> [DESCRIPTION OF THE TASK] Once the pictures are set aside, print the records that follow exactly as written.
++++ DATA LISTING
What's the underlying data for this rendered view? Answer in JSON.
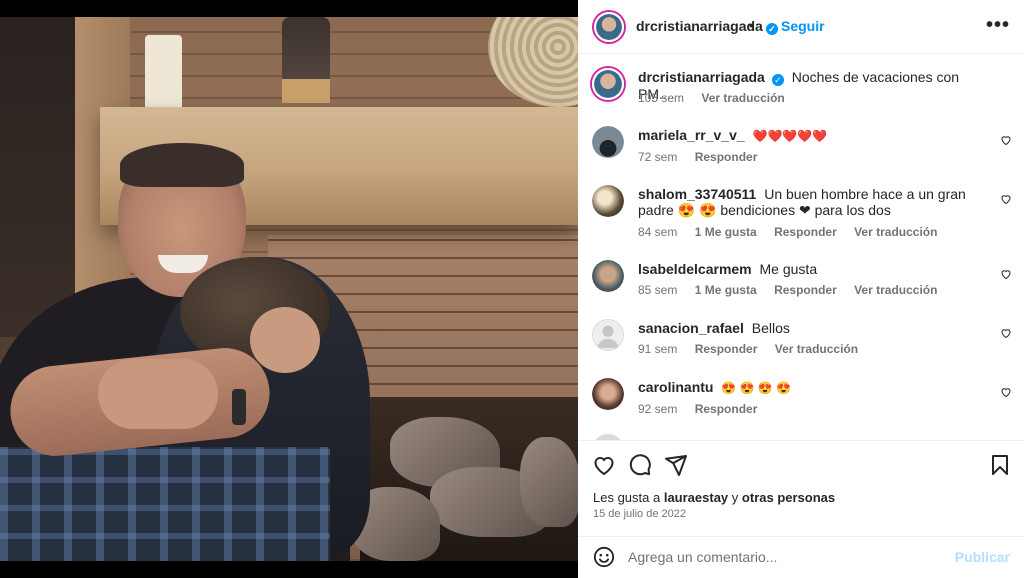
{
  "post": {
    "author": "drcristianarriagada",
    "verified": true,
    "follow_label": "Seguir",
    "separator": "•",
    "more_icon": "more-horizontal-icon",
    "caption": "Noches de vacaciones con PM....",
    "caption_age": "105 sem",
    "caption_translate": "Ver traducción"
  },
  "comments": [
    {
      "user": "mariela_rr_v_v_",
      "text": "❤️❤️❤️❤️❤️",
      "age": "72 sem",
      "likes": "",
      "reply": "Responder",
      "translate": "",
      "avatar_color": "#3d4a52"
    },
    {
      "user": "shalom_33740511",
      "text": "Un buen hombre hace a un gran padre 😍 😍 bendiciones ❤ para los dos",
      "age": "84 sem",
      "likes": "1 Me gusta",
      "reply": "Responder",
      "translate": "Ver traducción",
      "avatar_color": "#8a7a66"
    },
    {
      "user": "lsabeldelcarmem",
      "text": "Me gusta",
      "age": "85 sem",
      "likes": "1 Me gusta",
      "reply": "Responder",
      "translate": "Ver traducción",
      "avatar_color": "#6e7d8a"
    },
    {
      "user": "sanacion_rafael",
      "text": "Bellos",
      "age": "91 sem",
      "likes": "",
      "reply": "Responder",
      "translate": "Ver traducción",
      "avatar_color": "#dbdbdb"
    },
    {
      "user": "carolinantu",
      "text": "😍 😍 😍 😍",
      "age": "92 sem",
      "likes": "",
      "reply": "Responder",
      "translate": "",
      "avatar_color": "#7a5a4e"
    }
  ],
  "footer": {
    "likes_prefix": "Les gusta a",
    "likes_user": "lauraestay",
    "likes_and": "y",
    "likes_others": "otras personas",
    "date": "15 de julio de 2022",
    "comment_placeholder": "Agrega un comentario...",
    "post_label": "Publicar"
  },
  "colors": {
    "accent": "#0095f6",
    "post_disabled": "#b2dffc",
    "heart": "#ed4956"
  }
}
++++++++
> [RESPONSE]
What's the underlying data for this rendered view? Answer in JSON.
{
  "post": {
    "author": "drcristianarriagada",
    "verified": true,
    "follow_label": "Seguir",
    "separator": "•",
    "more_icon": "more-horizontal-icon",
    "caption": "Noches de vacaciones con PM....",
    "caption_age": "105 sem",
    "caption_translate": "Ver traducción"
  },
  "comments": [
    {
      "user": "mariela_rr_v_v_",
      "text": "❤️❤️❤️❤️❤️",
      "age": "72 sem",
      "likes": "",
      "reply": "Responder",
      "translate": "",
      "avatar_color": "#3d4a52"
    },
    {
      "user": "shalom_33740511",
      "text": "Un buen hombre hace a un gran padre 😍 😍 bendiciones ❤ para los dos",
      "age": "84 sem",
      "likes": "1 Me gusta",
      "reply": "Responder",
      "translate": "Ver traducción",
      "avatar_color": "#8a7a66"
    },
    {
      "user": "lsabeldelcarmem",
      "text": "Me gusta",
      "age": "85 sem",
      "likes": "1 Me gusta",
      "reply": "Responder",
      "translate": "Ver traducción",
      "avatar_color": "#6e7d8a"
    },
    {
      "user": "sanacion_rafael",
      "text": "Bellos",
      "age": "91 sem",
      "likes": "",
      "reply": "Responder",
      "translate": "Ver traducción",
      "avatar_color": "#dbdbdb"
    },
    {
      "user": "carolinantu",
      "text": "😍 😍 😍 😍",
      "age": "92 sem",
      "likes": "",
      "reply": "Responder",
      "translate": "",
      "avatar_color": "#7a5a4e"
    }
  ],
  "footer": {
    "likes_prefix": "Les gusta a",
    "likes_user": "lauraestay",
    "likes_and": "y",
    "likes_others": "otras personas",
    "date": "15 de julio de 2022",
    "comment_placeholder": "Agrega un comentario...",
    "post_label": "Publicar"
  },
  "colors": {
    "accent": "#0095f6",
    "post_disabled": "#b2dffc",
    "heart": "#ed4956"
  }
}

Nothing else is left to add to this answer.